Women new to the craft received hands-on training from long-standing weavers and business-owners to ensure that they have the skills and knowledge to produce high-quality wool products. 

Hamida and her colleagues received new machines from UN Women.

Hamida,* from Faryab Province, in her mid-30s, is a member of a local weaving micro-business who has spun wool by hand for several years. Being able to provide for her family and children has been vital since her husband lost his job in late 2021.

“I like this job because we can make a living and currently that is the only option we women have. There is no other job for us to do,” says Hamida.

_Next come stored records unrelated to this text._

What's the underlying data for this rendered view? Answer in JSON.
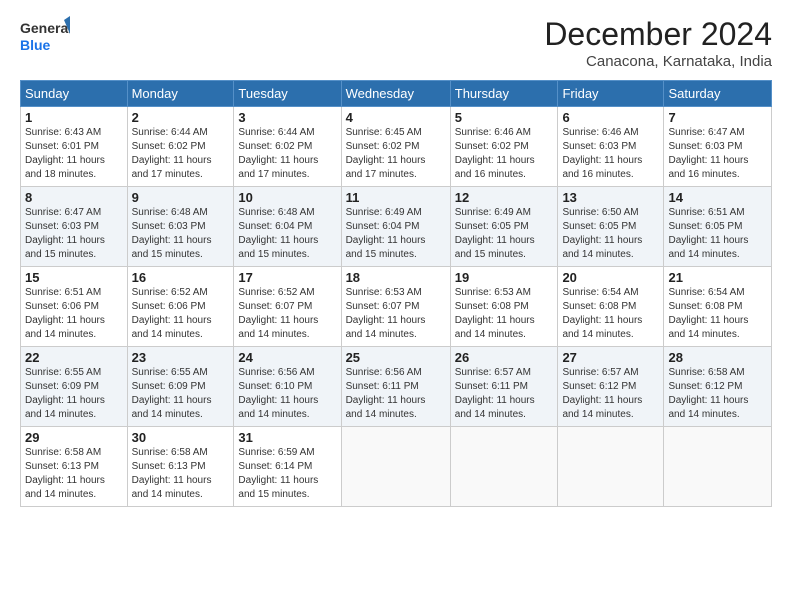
{
  "logo": {
    "line1": "General",
    "line2": "Blue"
  },
  "header": {
    "month": "December 2024",
    "location": "Canacona, Karnataka, India"
  },
  "weekdays": [
    "Sunday",
    "Monday",
    "Tuesday",
    "Wednesday",
    "Thursday",
    "Friday",
    "Saturday"
  ],
  "weeks": [
    [
      {
        "day": "1",
        "info": "Sunrise: 6:43 AM\nSunset: 6:01 PM\nDaylight: 11 hours\nand 18 minutes."
      },
      {
        "day": "2",
        "info": "Sunrise: 6:44 AM\nSunset: 6:02 PM\nDaylight: 11 hours\nand 17 minutes."
      },
      {
        "day": "3",
        "info": "Sunrise: 6:44 AM\nSunset: 6:02 PM\nDaylight: 11 hours\nand 17 minutes."
      },
      {
        "day": "4",
        "info": "Sunrise: 6:45 AM\nSunset: 6:02 PM\nDaylight: 11 hours\nand 17 minutes."
      },
      {
        "day": "5",
        "info": "Sunrise: 6:46 AM\nSunset: 6:02 PM\nDaylight: 11 hours\nand 16 minutes."
      },
      {
        "day": "6",
        "info": "Sunrise: 6:46 AM\nSunset: 6:03 PM\nDaylight: 11 hours\nand 16 minutes."
      },
      {
        "day": "7",
        "info": "Sunrise: 6:47 AM\nSunset: 6:03 PM\nDaylight: 11 hours\nand 16 minutes."
      }
    ],
    [
      {
        "day": "8",
        "info": "Sunrise: 6:47 AM\nSunset: 6:03 PM\nDaylight: 11 hours\nand 15 minutes."
      },
      {
        "day": "9",
        "info": "Sunrise: 6:48 AM\nSunset: 6:03 PM\nDaylight: 11 hours\nand 15 minutes."
      },
      {
        "day": "10",
        "info": "Sunrise: 6:48 AM\nSunset: 6:04 PM\nDaylight: 11 hours\nand 15 minutes."
      },
      {
        "day": "11",
        "info": "Sunrise: 6:49 AM\nSunset: 6:04 PM\nDaylight: 11 hours\nand 15 minutes."
      },
      {
        "day": "12",
        "info": "Sunrise: 6:49 AM\nSunset: 6:05 PM\nDaylight: 11 hours\nand 15 minutes."
      },
      {
        "day": "13",
        "info": "Sunrise: 6:50 AM\nSunset: 6:05 PM\nDaylight: 11 hours\nand 14 minutes."
      },
      {
        "day": "14",
        "info": "Sunrise: 6:51 AM\nSunset: 6:05 PM\nDaylight: 11 hours\nand 14 minutes."
      }
    ],
    [
      {
        "day": "15",
        "info": "Sunrise: 6:51 AM\nSunset: 6:06 PM\nDaylight: 11 hours\nand 14 minutes."
      },
      {
        "day": "16",
        "info": "Sunrise: 6:52 AM\nSunset: 6:06 PM\nDaylight: 11 hours\nand 14 minutes."
      },
      {
        "day": "17",
        "info": "Sunrise: 6:52 AM\nSunset: 6:07 PM\nDaylight: 11 hours\nand 14 minutes."
      },
      {
        "day": "18",
        "info": "Sunrise: 6:53 AM\nSunset: 6:07 PM\nDaylight: 11 hours\nand 14 minutes."
      },
      {
        "day": "19",
        "info": "Sunrise: 6:53 AM\nSunset: 6:08 PM\nDaylight: 11 hours\nand 14 minutes."
      },
      {
        "day": "20",
        "info": "Sunrise: 6:54 AM\nSunset: 6:08 PM\nDaylight: 11 hours\nand 14 minutes."
      },
      {
        "day": "21",
        "info": "Sunrise: 6:54 AM\nSunset: 6:08 PM\nDaylight: 11 hours\nand 14 minutes."
      }
    ],
    [
      {
        "day": "22",
        "info": "Sunrise: 6:55 AM\nSunset: 6:09 PM\nDaylight: 11 hours\nand 14 minutes."
      },
      {
        "day": "23",
        "info": "Sunrise: 6:55 AM\nSunset: 6:09 PM\nDaylight: 11 hours\nand 14 minutes."
      },
      {
        "day": "24",
        "info": "Sunrise: 6:56 AM\nSunset: 6:10 PM\nDaylight: 11 hours\nand 14 minutes."
      },
      {
        "day": "25",
        "info": "Sunrise: 6:56 AM\nSunset: 6:11 PM\nDaylight: 11 hours\nand 14 minutes."
      },
      {
        "day": "26",
        "info": "Sunrise: 6:57 AM\nSunset: 6:11 PM\nDaylight: 11 hours\nand 14 minutes."
      },
      {
        "day": "27",
        "info": "Sunrise: 6:57 AM\nSunset: 6:12 PM\nDaylight: 11 hours\nand 14 minutes."
      },
      {
        "day": "28",
        "info": "Sunrise: 6:58 AM\nSunset: 6:12 PM\nDaylight: 11 hours\nand 14 minutes."
      }
    ],
    [
      {
        "day": "29",
        "info": "Sunrise: 6:58 AM\nSunset: 6:13 PM\nDaylight: 11 hours\nand 14 minutes."
      },
      {
        "day": "30",
        "info": "Sunrise: 6:58 AM\nSunset: 6:13 PM\nDaylight: 11 hours\nand 14 minutes."
      },
      {
        "day": "31",
        "info": "Sunrise: 6:59 AM\nSunset: 6:14 PM\nDaylight: 11 hours\nand 15 minutes."
      },
      {
        "day": "",
        "info": ""
      },
      {
        "day": "",
        "info": ""
      },
      {
        "day": "",
        "info": ""
      },
      {
        "day": "",
        "info": ""
      }
    ]
  ]
}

Hamida and her colleagues received new machines from UN Women, which they say makes their work easier and improves the quality of the fibre produced.

Carpet weaving women in Bamyan province

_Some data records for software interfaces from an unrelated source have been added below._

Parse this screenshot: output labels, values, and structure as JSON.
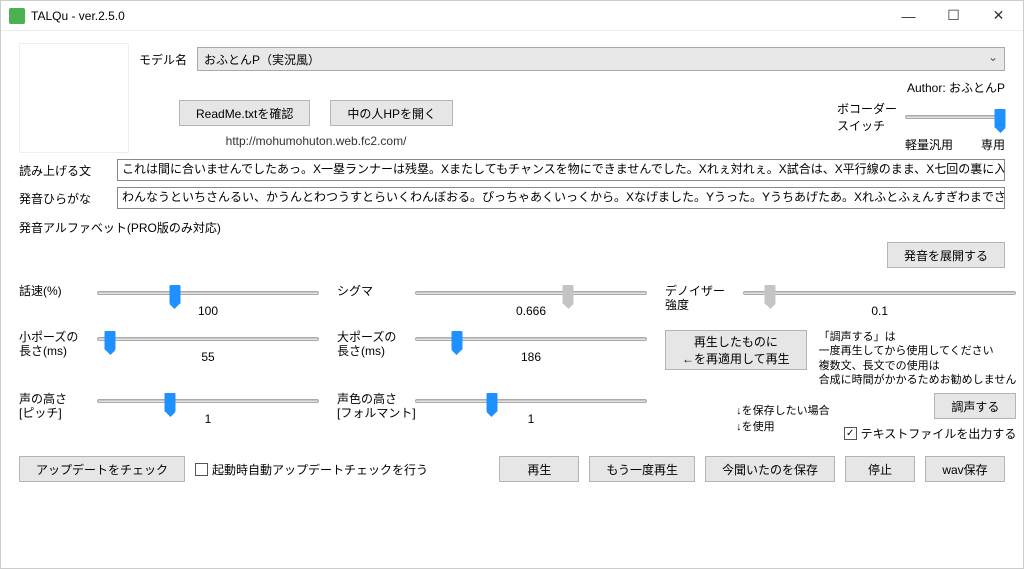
{
  "window": {
    "title": "TALQu - ver.2.5.0"
  },
  "model": {
    "label": "モデル名",
    "selected": "おふとんP（実況風）"
  },
  "author": {
    "label": "Author: おふとんP"
  },
  "buttons": {
    "readme": "ReadMe.txtを確認",
    "openhp": "中の人HPを開く",
    "url": "http://mohumohuton.web.fc2.com/"
  },
  "vocoder": {
    "label": "ボコーダー\nスイッチ",
    "option1": "軽量汎用",
    "option2": "専用"
  },
  "texts": {
    "read_label": "読み上げる文",
    "read_value": "これは間に合いませんでしたあっ。X一塁ランナーは残塁。Xまたしてもチャンスを物にできませんでした。Xれぇ対れぇ。X試合は、X平行線のまま、X七回の裏に入ります",
    "hira_label": "発音ひらがな",
    "hira_value": "わんなうといちさんるい、かうんとわつうすとらいくわんぼおる。ぴっちゃあくいっくから。Xなげました。Yうった。Yうちあげたあ。Xれふとふぇんすぎわまでさがりますが、Xこれわ",
    "pro_label": "発音アルファベット(PRO版のみ対応)",
    "expand_btn": "発音を展開する"
  },
  "sliders": {
    "speed": {
      "label": "話速(%)",
      "value": "100",
      "pos": 35
    },
    "sigma": {
      "label": "シグマ",
      "value": "0.666",
      "pos": 66,
      "gray": true
    },
    "denoise": {
      "label": "デノイザー\n強度",
      "value": "0.1",
      "pos": 10,
      "gray": true
    },
    "spause": {
      "label": "小ポーズの\n長さ(ms)",
      "value": "55",
      "pos": 6
    },
    "lpause": {
      "label": "大ポーズの\n長さ(ms)",
      "value": "186",
      "pos": 18
    },
    "pitch": {
      "label": "声の高さ\n[ピッチ]",
      "value": "1",
      "pos": 33
    },
    "formant": {
      "label": "声色の高さ\n[フォルマント]",
      "value": "1",
      "pos": 33
    }
  },
  "replay_btn": "再生したものに\n←を再適用して再生",
  "note_tune": "「調声する」は\n一度再生してから使用してください\n複数文、長文での使用は\n合成に時間がかかるためお勧めしません",
  "tune_btn": "調声する",
  "save_note": "↓を保存したい場合\n↓を使用",
  "output_txt": "テキストファイルを出力する",
  "bottom": {
    "update_check": "アップデートをチェック",
    "auto_update": "起動時自動アップデートチェックを行う",
    "play": "再生",
    "play_again": "もう一度再生",
    "save_now": "今聞いたのを保存",
    "stop": "停止",
    "save_wav": "wav保存"
  }
}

“By hand, I produce half a kilogram of fibre each day, but with a machine, I produce more than one,” Hamida says about the difference in output. 

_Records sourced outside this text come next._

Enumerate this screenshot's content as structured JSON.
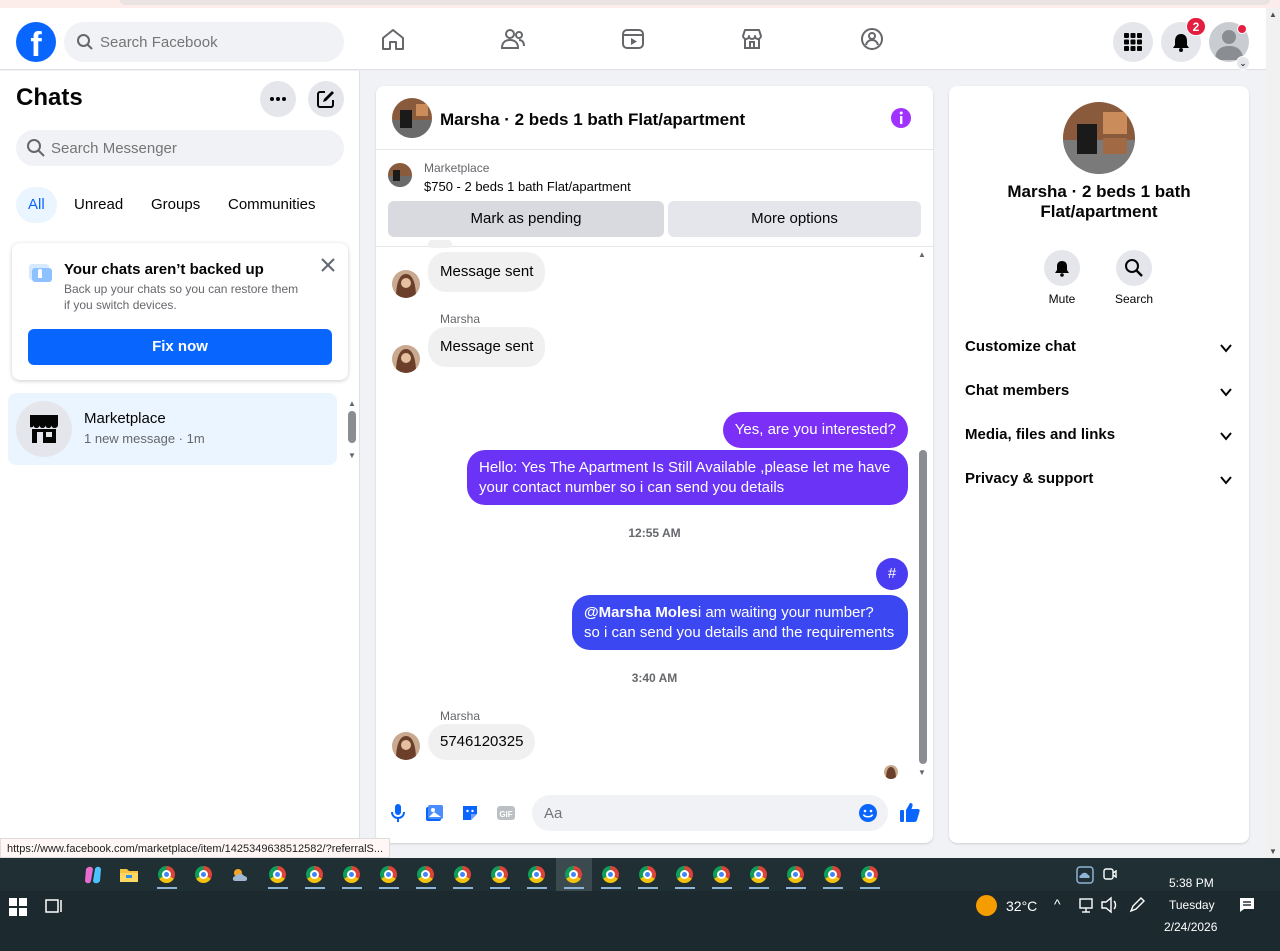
{
  "header": {
    "search_placeholder": "Search Facebook",
    "notification_count": "2",
    "nav_icons": [
      "home-icon",
      "friends-icon",
      "video-icon",
      "marketplace-icon",
      "groups-icon"
    ]
  },
  "sidebar": {
    "title": "Chats",
    "search_placeholder": "Search Messenger",
    "filters": [
      "All",
      "Unread",
      "Groups",
      "Communities"
    ],
    "active_filter": "All",
    "backup": {
      "title": "Your chats aren’t backed up",
      "body": "Back up your chats so you can restore them if you switch devices.",
      "button": "Fix now"
    },
    "threads": [
      {
        "name": "Marketplace",
        "subtitle": "1 new message · 1m"
      }
    ]
  },
  "conversation": {
    "title": "Marsha · 2 beds 1 bath Flat/apartment",
    "marketplace": {
      "label": "Marketplace",
      "listing": "$750 - 2 beds 1 bath Flat/apartment",
      "pending_button": "Mark as pending",
      "more_button": "More options"
    },
    "messages": [
      {
        "from": "them",
        "text": "Message sent"
      },
      {
        "from": "them",
        "sender": "Marsha",
        "text": "Message sent"
      },
      {
        "from": "me",
        "text": "Yes, are you interested?"
      },
      {
        "from": "me",
        "text": "Hello: Yes The Apartment Is Still Available ,please let me have your contact number so i can send you details"
      },
      {
        "timestamp": "12:55 AM"
      },
      {
        "from": "me",
        "text": "#"
      },
      {
        "from": "me",
        "mention": "@Marsha Moles",
        "text": "i am waiting your number?",
        "text2": "so i can send you details and the requirements"
      },
      {
        "timestamp": "3:40 AM"
      },
      {
        "from": "them",
        "sender": "Marsha",
        "text": "5746120325"
      }
    ],
    "composer_placeholder": "Aa"
  },
  "info_panel": {
    "name": "Marsha · 2 beds 1 bath Flat/apartment",
    "actions": [
      "Mute",
      "Search"
    ],
    "sections": [
      "Customize chat",
      "Chat members",
      "Media, files and links",
      "Privacy & support"
    ]
  },
  "status_url": "https://www.facebook.com/marketplace/item/1425349638512582/?referralS...",
  "taskbar": {
    "weather": "32°C",
    "time": "5:38 PM",
    "day": "Tuesday",
    "date": "2/24/2026"
  },
  "colors": {
    "brand": "#0866ff",
    "bubble_purple": "#7b2ff7",
    "bubble_indigo": "#5a35f0",
    "bubble_blue": "#3b47f0",
    "badge_red": "#e41e3f"
  }
}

This difference has the capacity to affects tens of thousands of individuals since a woman spinner or weaver earns between 4,000 and 6,000 afghanis a month (worth approximately 50 to 76 US dollars as of September 2023).

“By running their own business, women can reach self-sufficiency and provide jobs for other women,” adds Sarah,* a business-woman and spinner in Balkh Province.

Carpet weaver

In addition to providing employment opportunities, micro-businesses in the carpet sector contribute to women’s personal growth and expanding the wider wool-spinning industry.

A team of business professionals who collaborate with UN Women work closely with micro-businesses and collectives to ensure products meet quality and sustainability standards required for sale. They also help the women involved leverage their businesses to forge direct market links, create demand for final products, and expand into adjacent sectors, like tailoring.


The future is in women’s hands

Carpet weaver

Across the country, women have been joining weaving cooperatives for decades to be part of something bigger: a supportive environment where they can share information and experiences, collaborate on specific projects and collectively access resources.

Zarina,* from Sarpol Province, is a member of a cooperative of 25 women from her local village. In 2015, Hussaini’s crew started a bag-sewing business where, for years, members earned a living wage and the collective grew.

But she says the challenges they faced after the Taliban takeover of Afghanistan in August 2021 were monumental, as week-by-week women were erased from public life.

48-year-old Fatemeh from Kate Sang village, Bamyan province, spinning with new spinning machines

Following months of school closures, decrees forcing women to stay at home, massive unemployment, and a steady rise in mental health issues, the women from Hussaini’s collective eventually decided to ask their mothers to help with the work, for respite and out of necessity. The women sourced spun wool and other textiles to make tapestries, carpets and tablecloths they sold at fairs, markets and to intermediaries.

“We made several items as models and sold them, [earning] a good income,” says Zarina. “Currently, we have 20 employees who make kilims in different and unique designs.”

Carpet weaving women in Bamyan province

The future of the carpet sector – from weaving and wool-spinning to marketing, sales and distribution – is in the hands of those who have built it: women.

But for the sector to survive, production needs to increase in tandem with the quality of final products and market expansion. To this end, it is essential for women to enjoy their full rights, be involved in all aspects of the value chain, and for more employment opportunities to exist for young women. 

Carpet weaver

* All women’s names have been changed to protect their identity.
All photos: UN Women/Sayed Habib Bidell